→ **Work order**: Using the listing below, work out how many lines include the word "Office". Only the number is to be given.

=== Begin Enclosure ===

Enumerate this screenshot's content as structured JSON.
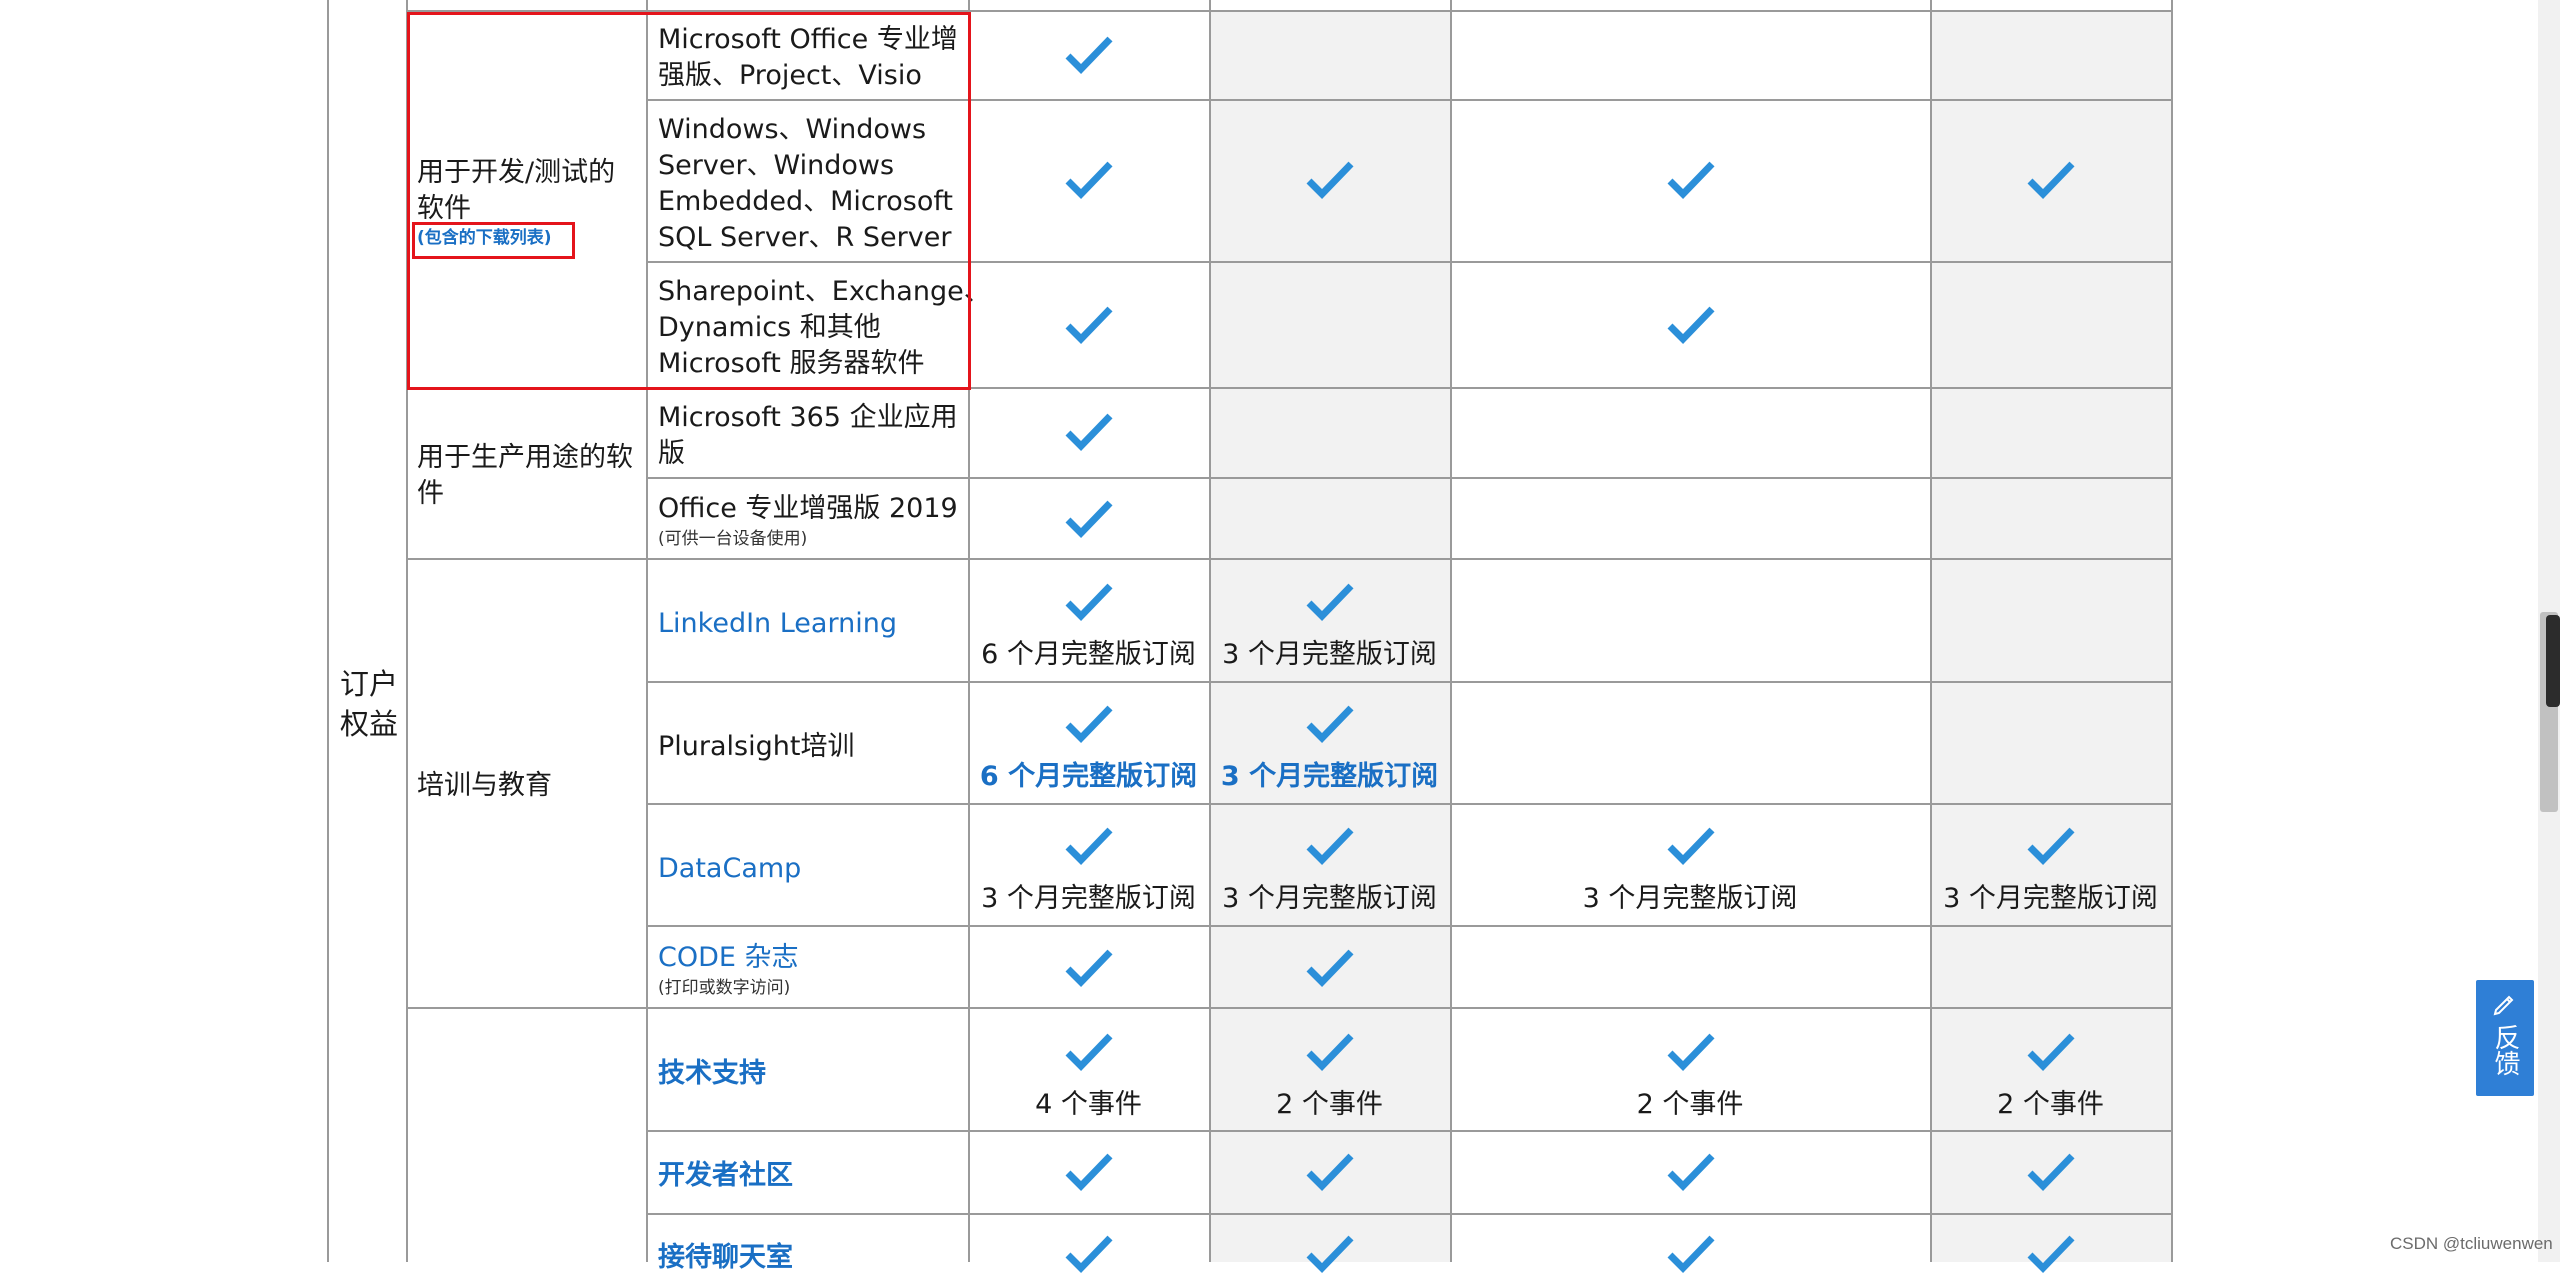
{
  "table": {
    "section_label": "订户\n权益",
    "groups": [
      {
        "label": "用于开发/测试的\n软件",
        "link": "(包含的下载列表)"
      },
      {
        "label": "用于生产用途的软\n件"
      },
      {
        "label": "培训与教育"
      },
      {
        "label": ""
      }
    ],
    "rows": [
      {
        "name": "Microsoft Office 专业增\n强版、Project、Visio"
      },
      {
        "name": "Windows、Windows\nServer、Windows\nEmbedded、Microsoft\nSQL Server、R Server"
      },
      {
        "name": "Sharepoint、Exchange、\nDynamics 和其他\nMicrosoft 服务器软件"
      },
      {
        "name": "Microsoft 365 企业应用\n版"
      },
      {
        "name": "Office 专业增强版 2019",
        "note": "(可供一台设备使用)"
      },
      {
        "name": "LinkedIn Learning",
        "sub": [
          "6 个月完整版订阅",
          "3 个月完整版订阅"
        ]
      },
      {
        "name": "Pluralsight培训",
        "sub": [
          "6 个月完整版订阅",
          "3 个月完整版订阅"
        ]
      },
      {
        "name": "DataCamp",
        "sub": [
          "3 个月完整版订阅",
          "3 个月完整版订阅",
          "3 个月完整版订阅",
          "3 个月完整版订阅"
        ]
      },
      {
        "name": "CODE 杂志",
        "note": "(打印或数字访问)"
      },
      {
        "name": "技术支持",
        "sub": [
          "4 个事件",
          "2 个事件",
          "2 个事件",
          "2 个事件"
        ]
      },
      {
        "name": "开发者社区"
      },
      {
        "name": "接待聊天室"
      }
    ]
  },
  "feedback_label": "反馈",
  "watermark": "CSDN @tcliuwenwen",
  "colors": {
    "accent": "#1a6fc4",
    "check": "#2b8fd9",
    "highlight": "#e4141b",
    "feedback": "#2f7fd6"
  }
}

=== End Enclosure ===

→ **Response**: 2